Description of the task: Retype all of the entries precisely.

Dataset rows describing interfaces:

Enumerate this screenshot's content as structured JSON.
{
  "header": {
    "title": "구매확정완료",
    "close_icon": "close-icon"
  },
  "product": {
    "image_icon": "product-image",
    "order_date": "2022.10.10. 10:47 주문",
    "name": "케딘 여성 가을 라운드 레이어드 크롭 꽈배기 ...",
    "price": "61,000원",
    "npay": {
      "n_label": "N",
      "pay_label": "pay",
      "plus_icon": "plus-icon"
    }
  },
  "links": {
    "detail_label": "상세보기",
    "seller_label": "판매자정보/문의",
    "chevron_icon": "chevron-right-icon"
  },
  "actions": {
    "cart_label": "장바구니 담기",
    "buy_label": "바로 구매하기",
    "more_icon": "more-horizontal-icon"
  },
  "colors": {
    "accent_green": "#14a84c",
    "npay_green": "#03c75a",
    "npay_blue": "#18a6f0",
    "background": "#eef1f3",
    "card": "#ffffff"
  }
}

Response box:
Enumerate this screenshot's content as structured JSON.
{
  "header": {
    "title": "구매확정완료",
    "close_icon": "close-icon"
  },
  "product": {
    "image_icon": "product-image",
    "order_date": "2022.10.10. 10:47 주문",
    "name": "케딘 여성 가을 라운드 레이어드 크롭 꽈배기 ...",
    "price": "61,000원",
    "npay": {
      "n_label": "N",
      "pay_label": "pay",
      "plus_icon": "plus-icon"
    }
  },
  "links": {
    "detail_label": "상세보기",
    "seller_label": "판매자정보/문의",
    "chevron_icon": "chevron-right-icon"
  },
  "actions": {
    "cart_label": "장바구니 담기",
    "buy_label": "바로 구매하기",
    "more_icon": "more-horizontal-icon"
  },
  "colors": {
    "accent_green": "#14a84c",
    "npay_green": "#03c75a",
    "npay_blue": "#18a6f0",
    "background": "#eef1f3",
    "card": "#ffffff"
  }
}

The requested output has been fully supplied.